The recent rally off the June 16 lows (S&P 500 +5.36%, Nasdaq +7.57%, Russell 3000 +5.42%) has made some crowded shorts more squeezable. We have seen the number of highly squeezable stocks in our Squeeze metric since June 15 more than double, and our average squeeze score has increased by over 250% (from 12.22 to 31.48). The Consumer Discretionary (primarily auto) and HealthCare (Biotech) sectors have the most constituents in the top 25 most squeezable stocks.
Alternative data is increasingly being used in private markets, including private equity, real estate, credit, and infrastructure, across deal origination, due diligence, and post-acquisition value creation and risk mitigation. Initially, interest in alternative data began when companies wanted additional information around digital market spend comparisons and reputation and social media review comparisons.
Employment data has been the 4th most popular alternative data category on the Eagle Alpha data discovery platform over the past 12 months, seeing a 40% YoY increase in the number of employment datasets onboarded. Job listings data provide asset managers holistic information on total employee count, job functions, skills, gender, and tenure which can then be used to measure firm performance, hiring strategy, employee turnover, headcount growth, and estimate expenses. Employment data can also take the form of employee profiles and company reviews which can help measure employee perception and sentiments, thus providing a good use case not only for firms dealing with public equities but also for private equity in the form of deal origination analysis and due diligence.
Cryptocurrency, or “crypto” as it has become widely referred to, has been one of the quickest moving trends in the investment space of late, with retail and institutional investors throwing their hats in the ring. While traditional markets must obtain all their information from external entities, through conventional channels like Bloomberg or via alternative sources such as satellite and geolocation, cryptocurrency provides the opportunity to also look at global internal data. Thanks to blockchain technology, you can get real-time statistics for anything on-chain.
ESG is the hottest topic in the data world right now. Regulators and asset owners are putting increasing pressure on funds to invest in a more environmentally friendly and socially responsible way.

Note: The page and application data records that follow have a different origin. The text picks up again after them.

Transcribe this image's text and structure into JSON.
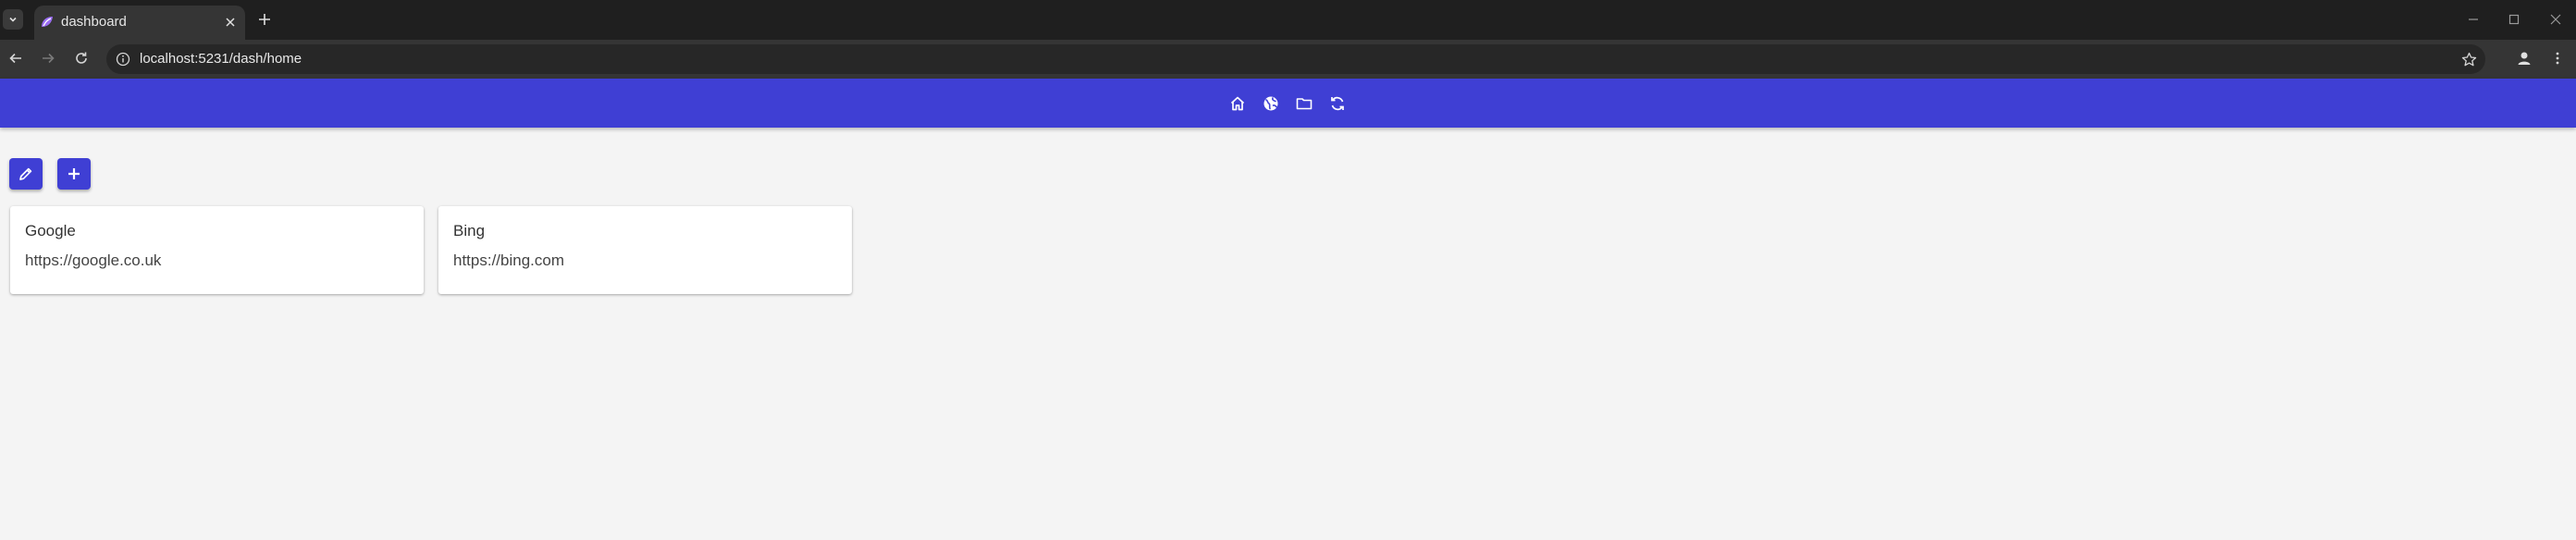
{
  "browser": {
    "tab_title": "dashboard",
    "url": "localhost:5231/dash/home"
  },
  "app": {
    "colors": {
      "primary": "#3f3fd4",
      "background": "#f4f4f4",
      "card": "#ffffff"
    },
    "nav_icons": [
      "home-icon",
      "globe-icon",
      "folder-icon",
      "refresh-icon"
    ],
    "actions": [
      "pencil-icon",
      "plus-icon"
    ],
    "cards": [
      {
        "title": "Google",
        "url": "https://google.co.uk"
      },
      {
        "title": "Bing",
        "url": "https://bing.com"
      }
    ]
  }
}
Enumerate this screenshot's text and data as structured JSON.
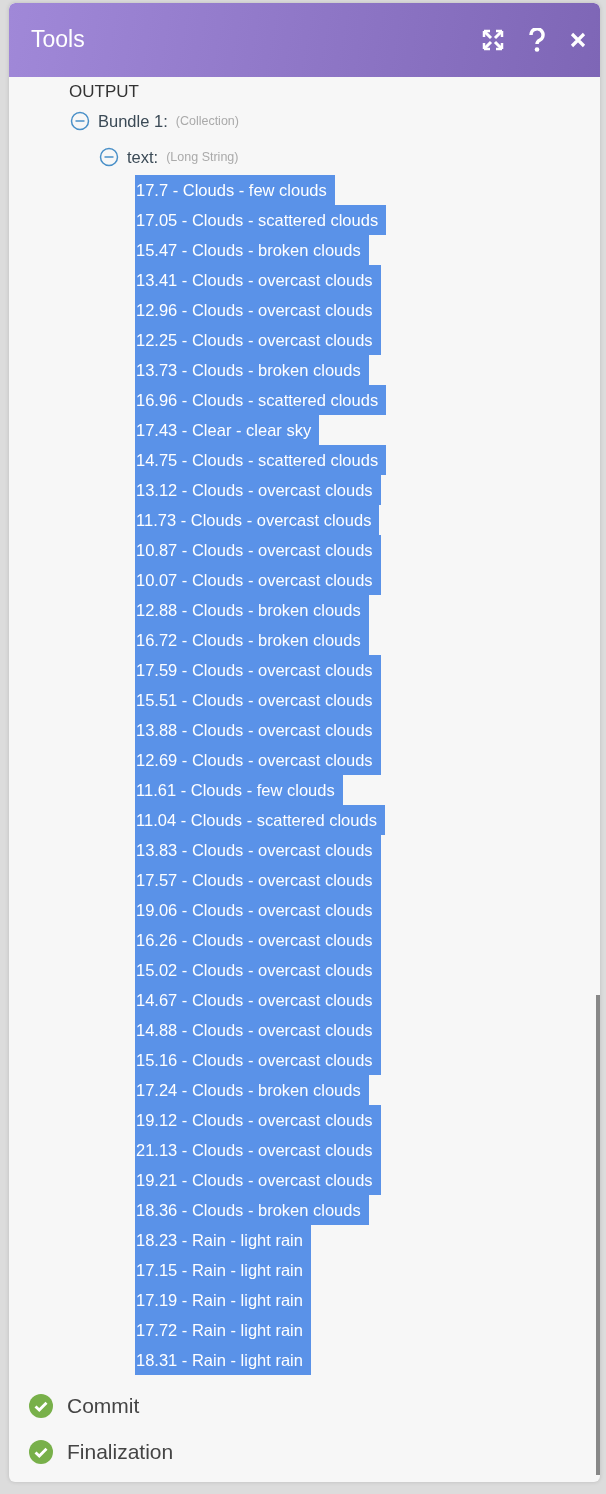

This provides a great opportunity to funds who offer ESG solutions and we have seen massive growth in the AUM directed to funds claiming to incorporate ESG factors into their investment process.
Emerging Markets Asia, and China, in particular, have become a hotbed of activity for alternative data. At Eagle Alpha, we are seeing rocketing demand for data from the region. Initially, this demand was from international managers looking to better understand dynamics on the ground in the region, but increasingly we are seeing local managers show more interest in alternative data. We are seeing the supply side of the market wakening up to this increased thirst for data. The data market in EM Asia is growing in size and sophistication.
EPFR Informa Financial Intelligence – “Euro zone inflation to burn hotter, but ECB rates to stay on ice”
Inflation forecasts for 2022 saw a steady increase across Europe last year, driven in part by bottlenecks in supply chains, and rising energy and food prices. For EPFR-tracked Europe Regional bond funds, the extent of this peak in consumer price expectations across European countries has been reflected by a more pronounced downturn in Active vs Passive fund positioning. Active fund manager sentiment towards countries with higher forecasts, such as the UK, has become more bearish compared against 2020 end-of year allocations. In this example, the spread between these fund groups dropped from +2.9%to -10.5%.